Start of Task data

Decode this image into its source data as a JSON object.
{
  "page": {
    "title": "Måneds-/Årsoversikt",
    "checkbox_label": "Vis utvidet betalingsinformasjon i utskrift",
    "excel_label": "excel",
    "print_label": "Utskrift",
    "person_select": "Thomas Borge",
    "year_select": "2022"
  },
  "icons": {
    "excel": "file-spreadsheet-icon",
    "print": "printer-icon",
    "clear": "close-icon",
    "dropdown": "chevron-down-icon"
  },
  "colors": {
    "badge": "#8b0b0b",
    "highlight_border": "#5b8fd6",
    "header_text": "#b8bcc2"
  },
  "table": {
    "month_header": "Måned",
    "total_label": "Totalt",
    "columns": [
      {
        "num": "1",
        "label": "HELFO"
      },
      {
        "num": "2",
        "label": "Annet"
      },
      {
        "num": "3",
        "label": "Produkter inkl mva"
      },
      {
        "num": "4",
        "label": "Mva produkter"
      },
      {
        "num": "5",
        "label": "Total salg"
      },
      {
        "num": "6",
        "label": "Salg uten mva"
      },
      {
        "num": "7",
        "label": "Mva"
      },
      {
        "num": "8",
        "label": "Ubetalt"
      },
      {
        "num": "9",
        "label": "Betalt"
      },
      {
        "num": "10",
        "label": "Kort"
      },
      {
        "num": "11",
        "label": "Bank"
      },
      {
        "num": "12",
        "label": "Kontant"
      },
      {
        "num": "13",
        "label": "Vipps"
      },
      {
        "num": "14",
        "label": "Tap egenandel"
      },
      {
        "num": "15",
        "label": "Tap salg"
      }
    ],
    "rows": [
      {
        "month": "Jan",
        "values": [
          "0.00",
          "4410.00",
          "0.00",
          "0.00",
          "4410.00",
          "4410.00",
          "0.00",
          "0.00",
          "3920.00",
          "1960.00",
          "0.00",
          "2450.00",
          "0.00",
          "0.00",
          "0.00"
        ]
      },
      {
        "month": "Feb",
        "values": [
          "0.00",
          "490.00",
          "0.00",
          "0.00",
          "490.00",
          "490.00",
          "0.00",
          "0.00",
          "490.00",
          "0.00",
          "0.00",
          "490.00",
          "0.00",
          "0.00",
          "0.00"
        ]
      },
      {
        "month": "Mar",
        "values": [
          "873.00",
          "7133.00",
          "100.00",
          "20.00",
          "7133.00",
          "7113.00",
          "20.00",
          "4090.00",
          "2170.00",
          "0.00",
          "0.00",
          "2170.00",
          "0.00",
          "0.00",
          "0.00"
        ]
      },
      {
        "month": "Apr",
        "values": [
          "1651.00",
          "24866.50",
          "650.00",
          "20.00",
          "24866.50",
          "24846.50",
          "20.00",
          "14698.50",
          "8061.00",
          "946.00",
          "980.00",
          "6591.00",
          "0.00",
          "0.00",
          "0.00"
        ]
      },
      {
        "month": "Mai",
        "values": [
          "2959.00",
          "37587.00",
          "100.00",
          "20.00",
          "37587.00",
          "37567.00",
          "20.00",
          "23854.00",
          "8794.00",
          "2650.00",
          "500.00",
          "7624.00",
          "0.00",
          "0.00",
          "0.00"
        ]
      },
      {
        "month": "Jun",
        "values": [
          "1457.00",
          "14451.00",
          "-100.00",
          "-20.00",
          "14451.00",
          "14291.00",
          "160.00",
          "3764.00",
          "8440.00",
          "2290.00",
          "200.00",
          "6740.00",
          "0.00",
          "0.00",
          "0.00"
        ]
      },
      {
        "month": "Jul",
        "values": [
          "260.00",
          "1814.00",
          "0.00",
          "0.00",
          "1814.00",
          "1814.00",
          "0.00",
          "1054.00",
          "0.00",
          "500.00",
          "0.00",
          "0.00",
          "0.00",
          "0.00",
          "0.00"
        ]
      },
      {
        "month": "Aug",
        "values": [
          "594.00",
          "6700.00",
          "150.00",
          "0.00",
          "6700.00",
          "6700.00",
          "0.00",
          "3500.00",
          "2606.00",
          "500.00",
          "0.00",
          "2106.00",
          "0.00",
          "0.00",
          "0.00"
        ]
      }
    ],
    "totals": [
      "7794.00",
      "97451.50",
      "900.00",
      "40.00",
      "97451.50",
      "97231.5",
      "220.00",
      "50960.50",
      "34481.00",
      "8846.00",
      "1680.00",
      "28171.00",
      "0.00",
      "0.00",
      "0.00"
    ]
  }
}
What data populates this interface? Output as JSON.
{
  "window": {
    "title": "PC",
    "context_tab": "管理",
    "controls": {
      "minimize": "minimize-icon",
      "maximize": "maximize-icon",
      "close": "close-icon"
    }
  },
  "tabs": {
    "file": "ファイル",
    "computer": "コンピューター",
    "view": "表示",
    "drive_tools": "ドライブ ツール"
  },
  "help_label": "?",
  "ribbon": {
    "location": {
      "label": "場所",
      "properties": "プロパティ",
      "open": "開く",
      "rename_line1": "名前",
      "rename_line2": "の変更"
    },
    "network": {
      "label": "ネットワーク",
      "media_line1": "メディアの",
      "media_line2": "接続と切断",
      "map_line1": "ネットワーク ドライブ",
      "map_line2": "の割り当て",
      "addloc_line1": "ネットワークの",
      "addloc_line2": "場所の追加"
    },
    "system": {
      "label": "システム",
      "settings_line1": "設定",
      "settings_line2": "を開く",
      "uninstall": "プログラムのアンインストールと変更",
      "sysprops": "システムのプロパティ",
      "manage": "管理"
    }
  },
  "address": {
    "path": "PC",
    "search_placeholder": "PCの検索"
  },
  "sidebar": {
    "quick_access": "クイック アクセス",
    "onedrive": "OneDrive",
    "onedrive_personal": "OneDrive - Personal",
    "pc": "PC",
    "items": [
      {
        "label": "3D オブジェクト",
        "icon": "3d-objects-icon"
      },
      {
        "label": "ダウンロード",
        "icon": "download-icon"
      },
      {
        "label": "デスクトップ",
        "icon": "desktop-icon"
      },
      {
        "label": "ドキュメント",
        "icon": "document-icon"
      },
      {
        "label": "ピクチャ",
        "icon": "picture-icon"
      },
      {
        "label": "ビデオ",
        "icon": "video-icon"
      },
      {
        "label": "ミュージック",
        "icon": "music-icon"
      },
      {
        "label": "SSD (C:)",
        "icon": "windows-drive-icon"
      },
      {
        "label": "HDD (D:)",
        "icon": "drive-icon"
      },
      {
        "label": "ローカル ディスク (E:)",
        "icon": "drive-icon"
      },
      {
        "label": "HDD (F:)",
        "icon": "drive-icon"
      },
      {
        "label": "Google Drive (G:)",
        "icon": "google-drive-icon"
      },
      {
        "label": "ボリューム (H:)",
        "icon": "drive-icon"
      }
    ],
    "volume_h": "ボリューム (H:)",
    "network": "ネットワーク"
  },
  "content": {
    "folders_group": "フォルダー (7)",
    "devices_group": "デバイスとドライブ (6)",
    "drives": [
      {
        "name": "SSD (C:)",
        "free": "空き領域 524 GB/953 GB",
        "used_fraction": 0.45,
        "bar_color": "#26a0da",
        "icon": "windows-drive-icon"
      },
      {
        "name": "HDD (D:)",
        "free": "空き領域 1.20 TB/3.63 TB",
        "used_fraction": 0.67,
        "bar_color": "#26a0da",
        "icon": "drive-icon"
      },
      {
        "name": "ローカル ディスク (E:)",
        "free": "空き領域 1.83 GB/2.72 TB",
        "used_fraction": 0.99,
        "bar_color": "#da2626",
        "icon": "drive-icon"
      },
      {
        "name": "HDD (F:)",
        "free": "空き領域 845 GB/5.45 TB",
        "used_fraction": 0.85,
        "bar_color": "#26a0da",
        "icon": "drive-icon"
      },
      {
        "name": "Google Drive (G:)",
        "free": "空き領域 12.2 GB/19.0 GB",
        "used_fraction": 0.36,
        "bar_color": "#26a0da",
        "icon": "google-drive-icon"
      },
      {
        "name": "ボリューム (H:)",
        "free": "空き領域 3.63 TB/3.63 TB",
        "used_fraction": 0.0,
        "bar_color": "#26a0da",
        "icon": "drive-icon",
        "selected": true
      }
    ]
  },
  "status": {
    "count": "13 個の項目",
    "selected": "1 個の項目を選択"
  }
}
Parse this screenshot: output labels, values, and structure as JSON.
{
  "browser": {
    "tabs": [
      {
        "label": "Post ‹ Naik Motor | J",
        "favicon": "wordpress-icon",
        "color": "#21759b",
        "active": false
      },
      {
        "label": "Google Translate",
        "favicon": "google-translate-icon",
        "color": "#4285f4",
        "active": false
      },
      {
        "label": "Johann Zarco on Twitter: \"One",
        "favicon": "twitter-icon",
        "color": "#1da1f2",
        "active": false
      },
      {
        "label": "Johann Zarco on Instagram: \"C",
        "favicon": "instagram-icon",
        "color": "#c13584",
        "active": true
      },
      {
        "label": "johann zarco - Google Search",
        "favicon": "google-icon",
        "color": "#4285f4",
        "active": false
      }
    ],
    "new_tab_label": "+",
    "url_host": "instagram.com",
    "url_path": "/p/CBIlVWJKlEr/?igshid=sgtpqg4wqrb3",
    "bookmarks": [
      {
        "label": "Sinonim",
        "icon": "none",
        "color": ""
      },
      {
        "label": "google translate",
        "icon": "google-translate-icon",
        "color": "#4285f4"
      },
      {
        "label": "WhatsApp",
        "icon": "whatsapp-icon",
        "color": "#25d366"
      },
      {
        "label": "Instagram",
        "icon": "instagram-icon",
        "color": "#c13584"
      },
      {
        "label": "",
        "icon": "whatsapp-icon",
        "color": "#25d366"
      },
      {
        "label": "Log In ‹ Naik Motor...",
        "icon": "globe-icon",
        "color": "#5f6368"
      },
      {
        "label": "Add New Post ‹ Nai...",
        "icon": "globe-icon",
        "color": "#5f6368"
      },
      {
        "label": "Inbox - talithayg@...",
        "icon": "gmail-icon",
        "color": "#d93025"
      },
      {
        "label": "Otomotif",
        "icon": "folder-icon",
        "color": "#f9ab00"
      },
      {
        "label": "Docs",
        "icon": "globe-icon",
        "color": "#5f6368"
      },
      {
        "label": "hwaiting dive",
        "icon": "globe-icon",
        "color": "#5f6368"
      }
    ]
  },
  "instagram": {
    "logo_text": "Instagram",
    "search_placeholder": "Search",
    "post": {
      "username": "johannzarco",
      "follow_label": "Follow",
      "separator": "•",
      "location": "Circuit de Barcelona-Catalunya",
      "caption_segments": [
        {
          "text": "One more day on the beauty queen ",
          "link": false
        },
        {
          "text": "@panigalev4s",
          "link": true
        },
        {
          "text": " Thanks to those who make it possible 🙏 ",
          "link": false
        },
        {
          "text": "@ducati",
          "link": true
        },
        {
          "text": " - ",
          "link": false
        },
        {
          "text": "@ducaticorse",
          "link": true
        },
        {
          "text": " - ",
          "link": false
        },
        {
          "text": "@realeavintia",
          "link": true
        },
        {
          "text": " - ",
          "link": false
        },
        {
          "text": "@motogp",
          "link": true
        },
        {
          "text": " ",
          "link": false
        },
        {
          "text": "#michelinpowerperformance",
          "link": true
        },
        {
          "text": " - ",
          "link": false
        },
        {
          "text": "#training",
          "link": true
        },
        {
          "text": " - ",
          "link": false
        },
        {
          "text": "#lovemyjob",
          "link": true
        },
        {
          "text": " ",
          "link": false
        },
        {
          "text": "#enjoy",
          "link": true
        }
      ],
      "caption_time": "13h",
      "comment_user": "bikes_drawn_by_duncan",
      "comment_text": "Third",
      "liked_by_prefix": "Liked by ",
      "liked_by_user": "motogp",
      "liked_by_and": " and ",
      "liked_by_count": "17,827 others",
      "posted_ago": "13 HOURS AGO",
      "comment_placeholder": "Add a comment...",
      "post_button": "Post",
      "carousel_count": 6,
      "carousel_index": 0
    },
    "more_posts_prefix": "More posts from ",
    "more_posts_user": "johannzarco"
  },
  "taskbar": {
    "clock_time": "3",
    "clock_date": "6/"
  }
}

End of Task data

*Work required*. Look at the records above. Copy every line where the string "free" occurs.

*Solution to the exercise*.
        "free": "空き領域 524 GB/953 GB",
        "free": "空き領域 1.20 TB/3.63 TB",
        "free": "空き領域 1.83 GB/2.72 TB",
        "free": "空き領域 845 GB/5.45 TB",
        "free": "空き領域 12.2 GB/19.0 GB",
        "free": "空き領域 3.63 TB/3.63 TB",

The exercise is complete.